By Katie Kerwin McCrimmon
COLORADO SPRINGS — Obamacare moved one step closer to becoming reality in Colorado this week.
Consumers can now talk with live customer service agents if they want to learn about options to get tax credits and buy health insurance through Colorado’s new health exchange. The number is: 1-855-PLANS-4-YOU (1-855-752-6749).
Connect for Health Colorado officially opened its call center this week and dozens of agents are now standing by in a refurbished warehouse where calls started flowing in on Tuesday.
Consumers can’t sign up for health plans yet. Nor can they determine exactly how much they’ll get if they qualify for tax rebates to lower their health insurance costs. But, they can reach agents who are eager to answer basic questions about how the exchange will work.
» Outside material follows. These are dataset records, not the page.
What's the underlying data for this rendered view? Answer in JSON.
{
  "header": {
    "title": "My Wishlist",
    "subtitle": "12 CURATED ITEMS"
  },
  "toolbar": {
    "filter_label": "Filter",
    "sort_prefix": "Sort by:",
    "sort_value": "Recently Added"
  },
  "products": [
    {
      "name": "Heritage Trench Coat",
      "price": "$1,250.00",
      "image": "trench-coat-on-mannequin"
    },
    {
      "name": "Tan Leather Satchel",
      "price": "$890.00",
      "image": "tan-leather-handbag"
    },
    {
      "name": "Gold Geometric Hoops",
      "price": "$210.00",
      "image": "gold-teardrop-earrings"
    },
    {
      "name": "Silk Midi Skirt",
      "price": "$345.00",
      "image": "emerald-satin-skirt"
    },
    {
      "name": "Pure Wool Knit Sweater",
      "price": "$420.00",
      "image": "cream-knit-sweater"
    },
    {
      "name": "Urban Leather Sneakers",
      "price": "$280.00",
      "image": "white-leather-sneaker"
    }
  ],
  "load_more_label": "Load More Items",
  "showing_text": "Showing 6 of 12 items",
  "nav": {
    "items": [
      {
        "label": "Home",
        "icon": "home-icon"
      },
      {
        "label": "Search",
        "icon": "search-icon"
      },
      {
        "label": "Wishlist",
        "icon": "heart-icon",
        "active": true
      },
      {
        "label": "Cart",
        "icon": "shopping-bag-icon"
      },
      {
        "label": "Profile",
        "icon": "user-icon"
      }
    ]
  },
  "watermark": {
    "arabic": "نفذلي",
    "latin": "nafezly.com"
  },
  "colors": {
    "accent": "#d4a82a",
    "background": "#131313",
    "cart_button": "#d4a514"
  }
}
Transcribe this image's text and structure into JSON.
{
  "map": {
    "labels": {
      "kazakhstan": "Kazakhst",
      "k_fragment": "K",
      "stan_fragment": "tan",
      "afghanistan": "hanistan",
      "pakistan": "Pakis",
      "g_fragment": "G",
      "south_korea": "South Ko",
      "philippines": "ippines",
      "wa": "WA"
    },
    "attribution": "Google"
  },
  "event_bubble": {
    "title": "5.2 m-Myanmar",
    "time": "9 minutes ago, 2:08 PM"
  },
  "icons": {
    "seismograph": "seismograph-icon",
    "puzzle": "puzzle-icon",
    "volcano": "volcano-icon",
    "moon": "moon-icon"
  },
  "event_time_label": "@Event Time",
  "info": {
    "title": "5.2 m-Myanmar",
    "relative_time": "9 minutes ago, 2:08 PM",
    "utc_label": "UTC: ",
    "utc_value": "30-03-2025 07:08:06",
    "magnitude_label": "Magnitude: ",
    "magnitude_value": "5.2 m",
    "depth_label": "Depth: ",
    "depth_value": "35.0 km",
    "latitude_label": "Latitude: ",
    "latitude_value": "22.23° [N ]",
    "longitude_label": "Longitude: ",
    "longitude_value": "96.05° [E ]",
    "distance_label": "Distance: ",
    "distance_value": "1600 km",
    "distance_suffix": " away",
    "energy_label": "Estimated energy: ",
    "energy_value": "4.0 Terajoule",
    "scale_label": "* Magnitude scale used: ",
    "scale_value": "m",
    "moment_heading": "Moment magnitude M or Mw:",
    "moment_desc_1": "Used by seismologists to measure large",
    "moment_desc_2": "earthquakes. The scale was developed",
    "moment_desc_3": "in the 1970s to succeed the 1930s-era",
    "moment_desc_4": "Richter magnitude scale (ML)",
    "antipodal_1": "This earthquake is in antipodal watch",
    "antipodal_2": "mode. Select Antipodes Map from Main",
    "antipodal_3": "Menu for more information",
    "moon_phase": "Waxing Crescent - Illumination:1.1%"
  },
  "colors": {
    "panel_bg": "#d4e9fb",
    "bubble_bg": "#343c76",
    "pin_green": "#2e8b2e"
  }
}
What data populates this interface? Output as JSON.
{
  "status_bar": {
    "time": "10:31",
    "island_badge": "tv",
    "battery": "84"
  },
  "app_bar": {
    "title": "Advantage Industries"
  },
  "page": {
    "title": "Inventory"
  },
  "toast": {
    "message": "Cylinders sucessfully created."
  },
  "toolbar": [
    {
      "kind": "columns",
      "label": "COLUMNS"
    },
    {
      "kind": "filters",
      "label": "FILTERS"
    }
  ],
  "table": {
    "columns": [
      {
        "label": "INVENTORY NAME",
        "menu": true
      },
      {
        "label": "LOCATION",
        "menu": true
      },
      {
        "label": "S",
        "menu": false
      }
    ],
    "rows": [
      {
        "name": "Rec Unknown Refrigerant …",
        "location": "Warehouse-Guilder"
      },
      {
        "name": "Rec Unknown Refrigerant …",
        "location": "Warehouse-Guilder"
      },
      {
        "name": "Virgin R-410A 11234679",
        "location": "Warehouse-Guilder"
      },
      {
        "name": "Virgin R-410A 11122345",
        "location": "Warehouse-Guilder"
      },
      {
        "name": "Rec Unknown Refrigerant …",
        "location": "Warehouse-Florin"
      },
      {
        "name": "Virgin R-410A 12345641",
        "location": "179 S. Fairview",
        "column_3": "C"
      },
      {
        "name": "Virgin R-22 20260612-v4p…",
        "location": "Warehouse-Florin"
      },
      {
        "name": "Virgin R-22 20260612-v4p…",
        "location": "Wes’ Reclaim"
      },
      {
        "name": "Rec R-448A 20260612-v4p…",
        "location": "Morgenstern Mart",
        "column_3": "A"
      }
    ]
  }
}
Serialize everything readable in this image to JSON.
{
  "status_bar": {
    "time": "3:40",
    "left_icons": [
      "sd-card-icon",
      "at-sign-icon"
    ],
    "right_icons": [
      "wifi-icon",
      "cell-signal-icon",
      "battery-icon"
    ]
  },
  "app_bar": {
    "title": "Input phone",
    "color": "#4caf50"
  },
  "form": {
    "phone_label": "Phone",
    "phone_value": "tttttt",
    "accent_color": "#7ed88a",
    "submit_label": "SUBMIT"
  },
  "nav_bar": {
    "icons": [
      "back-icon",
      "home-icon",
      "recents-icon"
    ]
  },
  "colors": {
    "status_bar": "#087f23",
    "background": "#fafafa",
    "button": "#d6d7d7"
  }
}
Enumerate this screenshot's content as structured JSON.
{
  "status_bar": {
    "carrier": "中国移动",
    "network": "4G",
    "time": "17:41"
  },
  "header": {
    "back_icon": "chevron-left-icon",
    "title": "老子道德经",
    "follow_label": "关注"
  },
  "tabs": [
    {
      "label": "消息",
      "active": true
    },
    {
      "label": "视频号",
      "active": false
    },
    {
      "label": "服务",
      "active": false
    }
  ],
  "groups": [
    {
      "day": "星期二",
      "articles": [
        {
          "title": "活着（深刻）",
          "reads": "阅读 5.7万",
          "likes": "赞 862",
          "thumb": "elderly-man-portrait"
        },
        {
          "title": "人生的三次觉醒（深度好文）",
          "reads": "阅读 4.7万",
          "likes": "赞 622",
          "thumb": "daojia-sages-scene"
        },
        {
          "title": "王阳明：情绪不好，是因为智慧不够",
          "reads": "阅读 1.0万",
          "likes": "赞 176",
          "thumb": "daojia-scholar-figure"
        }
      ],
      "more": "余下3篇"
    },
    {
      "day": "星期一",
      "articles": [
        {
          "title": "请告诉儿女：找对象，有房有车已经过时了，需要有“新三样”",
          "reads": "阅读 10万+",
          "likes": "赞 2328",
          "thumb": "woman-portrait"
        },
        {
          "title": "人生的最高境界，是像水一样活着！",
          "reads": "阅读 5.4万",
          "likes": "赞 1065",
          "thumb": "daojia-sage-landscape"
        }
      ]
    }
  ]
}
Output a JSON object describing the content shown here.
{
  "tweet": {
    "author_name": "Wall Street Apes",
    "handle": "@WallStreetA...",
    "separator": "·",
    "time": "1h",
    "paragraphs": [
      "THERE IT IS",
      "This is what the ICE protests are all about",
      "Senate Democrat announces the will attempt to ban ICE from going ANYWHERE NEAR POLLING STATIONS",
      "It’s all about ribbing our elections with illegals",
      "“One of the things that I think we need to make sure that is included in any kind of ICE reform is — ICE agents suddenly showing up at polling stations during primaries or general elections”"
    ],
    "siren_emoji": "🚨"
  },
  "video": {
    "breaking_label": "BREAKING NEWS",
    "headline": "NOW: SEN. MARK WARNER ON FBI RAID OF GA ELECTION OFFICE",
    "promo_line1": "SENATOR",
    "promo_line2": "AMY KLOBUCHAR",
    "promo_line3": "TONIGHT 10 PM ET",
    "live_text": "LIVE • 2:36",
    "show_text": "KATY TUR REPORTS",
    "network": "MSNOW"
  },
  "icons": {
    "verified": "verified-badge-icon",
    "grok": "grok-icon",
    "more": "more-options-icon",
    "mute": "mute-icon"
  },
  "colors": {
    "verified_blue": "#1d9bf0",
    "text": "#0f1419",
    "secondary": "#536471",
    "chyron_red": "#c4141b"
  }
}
To actually buy a health plan or qualify for a tax rebate, consumers will need to wait for the official launch date on Oct. 1.
So far about 60 customer service agents have taken four-week training classes and are ready to guide consumers. Those numbers will increase to 187 for Oct. 1. Managers will add more agents if necessary. One group of workers will specialize in speaking Spanish. If help is needed with additional languages, workers can tap outside experts who can handle 173 different languages.
“We’ll be ready for whatever call volume we have,” said Cammie Blais, Connect for Health’s chief financial officer.
Workers will earn between $11 and $20 each per hour and the jobs — not surprisingly — come with health benefits. Connect for Health will also have some in-house insurance agents who can give more specific answers if callers want advice on which plan suits them best. Customer service agents aren’t allowed to recommend specific plans whereas licensed agents are allowed to make recommendations.
“From a customer service perspective, our goal is to be prepared for all contingencies,” said Rolando Salinas, a senior executive for Eventus Solutions Group, who helped oversee the transformation of the center form an old Honeywell call center to the 25,000-square-foot Connect for Health center. Managers liked the fact that the warehouse had windows and space for an airy break room with some outdoor seating and a view to the west of Cheyenne Mountain. Setting up the center cost about $3 million and required workers to install 25 miles of new cable in 10 days.
“And it worked,” Salinas said.
Operating the call center during the first couple of years will cost about $8 million a year. Blais expects those costs to decrease over time.
The center sits among several warehouses but is relatively close to busy commercial areas of Colorado Springs, which makes it an attractive work place for employees, center director, Jeff Higgins said. Managers for Connect for Health asked reporters getting a tour not to disclose the specific location to keep the center secure.
The plan is that no customers will be placed on hold. Calls with basic “information seekers” are expected to take 8 to 10 minutes, but if callers want to go through the full enrollment process, calls could take more than an hour.
Creating Colorado’s health exchange has cost nearly $200 million with federal grants funding the bulk of the costs. Managers have set new relatively conservative targets of enrolling about 136,000 people in health plans in 2014 and ramping up to about 300,000 in the third year. By Jan. 1 of 2015, Connect for Health must be self-sustaining, a prospect that Blais says is possible if the exchange hits its enrollment targets.
“We should be good to continue right on into forever. With our founding legislation…we’re responding to what Colorado state (officials) asked of us — providing access to affordable insurance here in the state,” Blais said.
Added Salinas: “We’ve talked about what Obamacare means. This is that living proof that we’re doing it, that people can call and actually speak to someone and get questions answered. This is where the work takes place and that’s a big deal.”